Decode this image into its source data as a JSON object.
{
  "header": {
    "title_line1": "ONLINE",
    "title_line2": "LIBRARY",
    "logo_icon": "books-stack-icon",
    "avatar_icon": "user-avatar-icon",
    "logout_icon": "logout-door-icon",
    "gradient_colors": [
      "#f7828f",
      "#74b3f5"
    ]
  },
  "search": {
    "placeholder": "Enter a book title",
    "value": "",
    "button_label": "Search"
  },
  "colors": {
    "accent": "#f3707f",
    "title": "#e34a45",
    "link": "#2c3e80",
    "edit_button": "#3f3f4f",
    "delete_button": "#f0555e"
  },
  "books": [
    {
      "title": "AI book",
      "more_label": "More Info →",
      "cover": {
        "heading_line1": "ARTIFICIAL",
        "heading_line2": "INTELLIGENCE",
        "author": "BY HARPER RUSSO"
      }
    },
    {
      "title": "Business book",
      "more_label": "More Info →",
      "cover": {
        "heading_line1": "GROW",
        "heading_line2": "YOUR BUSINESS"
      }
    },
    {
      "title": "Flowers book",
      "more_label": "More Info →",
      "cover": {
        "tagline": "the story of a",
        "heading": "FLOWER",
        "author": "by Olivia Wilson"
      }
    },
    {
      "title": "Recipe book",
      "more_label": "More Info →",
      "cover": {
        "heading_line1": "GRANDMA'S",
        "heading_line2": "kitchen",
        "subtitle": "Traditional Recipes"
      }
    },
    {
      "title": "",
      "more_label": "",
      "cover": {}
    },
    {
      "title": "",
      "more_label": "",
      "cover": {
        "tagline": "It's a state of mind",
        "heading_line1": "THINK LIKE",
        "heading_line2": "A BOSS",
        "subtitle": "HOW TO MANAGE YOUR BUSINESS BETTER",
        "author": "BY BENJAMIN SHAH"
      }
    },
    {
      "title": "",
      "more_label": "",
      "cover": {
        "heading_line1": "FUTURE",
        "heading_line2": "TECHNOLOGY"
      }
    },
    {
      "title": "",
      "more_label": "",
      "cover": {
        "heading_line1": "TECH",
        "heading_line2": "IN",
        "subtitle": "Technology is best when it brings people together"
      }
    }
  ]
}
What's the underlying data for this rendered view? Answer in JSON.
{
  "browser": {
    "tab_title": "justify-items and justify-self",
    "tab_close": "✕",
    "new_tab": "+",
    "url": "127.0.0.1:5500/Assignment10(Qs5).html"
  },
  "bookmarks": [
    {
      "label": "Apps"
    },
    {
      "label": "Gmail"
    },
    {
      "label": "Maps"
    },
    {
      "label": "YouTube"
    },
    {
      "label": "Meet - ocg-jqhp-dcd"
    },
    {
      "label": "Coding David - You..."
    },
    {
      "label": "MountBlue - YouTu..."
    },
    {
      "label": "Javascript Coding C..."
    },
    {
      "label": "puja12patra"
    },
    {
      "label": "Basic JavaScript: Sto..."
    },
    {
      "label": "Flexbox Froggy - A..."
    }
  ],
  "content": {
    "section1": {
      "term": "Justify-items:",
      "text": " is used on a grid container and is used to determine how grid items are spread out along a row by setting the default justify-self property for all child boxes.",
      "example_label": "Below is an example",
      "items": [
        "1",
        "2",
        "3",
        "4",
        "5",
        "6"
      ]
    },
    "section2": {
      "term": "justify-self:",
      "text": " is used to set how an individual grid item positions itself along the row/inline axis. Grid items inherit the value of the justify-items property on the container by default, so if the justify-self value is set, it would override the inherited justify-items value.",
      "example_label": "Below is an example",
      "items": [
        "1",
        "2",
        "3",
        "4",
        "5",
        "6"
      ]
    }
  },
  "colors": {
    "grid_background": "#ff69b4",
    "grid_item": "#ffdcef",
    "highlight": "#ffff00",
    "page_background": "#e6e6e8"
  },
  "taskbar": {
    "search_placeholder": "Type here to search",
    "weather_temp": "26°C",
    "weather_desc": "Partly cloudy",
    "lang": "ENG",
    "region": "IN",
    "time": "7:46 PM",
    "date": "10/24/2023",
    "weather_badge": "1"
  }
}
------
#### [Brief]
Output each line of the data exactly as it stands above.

#### [Result]
Decode this image into its source data as a JSON object.
{
  "header": {
    "title_line1": "ONLINE",
    "title_line2": "LIBRARY",
    "logo_icon": "books-stack-icon",
    "avatar_icon": "user-avatar-icon",
    "logout_icon": "logout-door-icon",
    "gradient_colors": [
      "#f7828f",
      "#74b3f5"
    ]
  },
  "search": {
    "placeholder": "Enter a book title",
    "value": "",
    "button_label": "Search"
  },
  "colors": {
    "accent": "#f3707f",
    "title": "#e34a45",
    "link": "#2c3e80",
    "edit_button": "#3f3f4f",
    "delete_button": "#f0555e"
  },
  "books": [
    {
      "title": "AI book",
      "more_label": "More Info →",
      "cover": {
        "heading_line1": "ARTIFICIAL",
        "heading_line2": "INTELLIGENCE",
        "author": "BY HARPER RUSSO"
      }
    },
    {
      "title": "Business book",
      "more_label": "More Info →",
      "cover": {
        "heading_line1": "GROW",
        "heading_line2": "YOUR BUSINESS"
      }
    },
    {
      "title": "Flowers book",
      "more_label": "More Info →",
      "cover": {
        "tagline": "the story of a",
        "heading": "FLOWER",
        "author": "by Olivia Wilson"
      }
    },
    {
      "title": "Recipe book",
      "more_label": "More Info →",
      "cover": {
        "heading_line1": "GRANDMA'S",
        "heading_line2": "kitchen",
        "subtitle": "Traditional Recipes"
      }
    },
    {
      "title": "",
      "more_label": "",
      "cover": {}
    },
    {
      "title": "",
      "more_label": "",
      "cover": {
        "tagline": "It's a state of mind",
        "heading_line1": "THINK LIKE",
        "heading_line2": "A BOSS",
        "subtitle": "HOW TO MANAGE YOUR BUSINESS BETTER",
        "author": "BY BENJAMIN SHAH"
      }
    },
    {
      "title": "",
      "more_label": "",
      "cover": {
        "heading_line1": "FUTURE",
        "heading_line2": "TECHNOLOGY"
      }
    },
    {
      "title": "",
      "more_label": "",
      "cover": {
        "heading_line1": "TECH",
        "heading_line2": "IN",
        "subtitle": "Technology is best when it brings people together"
      }
    }
  ]
}
What's the underlying data for this rendered view? Answer in JSON.
{
  "browser": {
    "tab_title": "justify-items and justify-self",
    "tab_close": "✕",
    "new_tab": "+",
    "url": "127.0.0.1:5500/Assignment10(Qs5).html"
  },
  "bookmarks": [
    {
      "label": "Apps"
    },
    {
      "label": "Gmail"
    },
    {
      "label": "Maps"
    },
    {
      "label": "YouTube"
    },
    {
      "label": "Meet - ocg-jqhp-dcd"
    },
    {
      "label": "Coding David - You..."
    },
    {
      "label": "MountBlue - YouTu..."
    },
    {
      "label": "Javascript Coding C..."
    },
    {
      "label": "puja12patra"
    },
    {
      "label": "Basic JavaScript: Sto..."
    },
    {
      "label": "Flexbox Froggy - A..."
    }
  ],
  "content": {
    "section1": {
      "term": "Justify-items:",
      "text": " is used on a grid container and is used to determine how grid items are spread out along a row by setting the default justify-self property for all child boxes.",
      "example_label": "Below is an example",
      "items": [
        "1",
        "2",
        "3",
        "4",
        "5",
        "6"
      ]
    },
    "section2": {
      "term": "justify-self:",
      "text": " is used to set how an individual grid item positions itself along the row/inline axis. Grid items inherit the value of the justify-items property on the container by default, so if the justify-self value is set, it would override the inherited justify-items value.",
      "example_label": "Below is an example",
      "items": [
        "1",
        "2",
        "3",
        "4",
        "5",
        "6"
      ]
    }
  },
  "colors": {
    "grid_background": "#ff69b4",
    "grid_item": "#ffdcef",
    "highlight": "#ffff00",
    "page_background": "#e6e6e8"
  },
  "taskbar": {
    "search_placeholder": "Type here to search",
    "weather_temp": "26°C",
    "weather_desc": "Partly cloudy",
    "lang": "ENG",
    "region": "IN",
    "time": "7:46 PM",
    "date": "10/24/2023",
    "weather_badge": "1"
  }
}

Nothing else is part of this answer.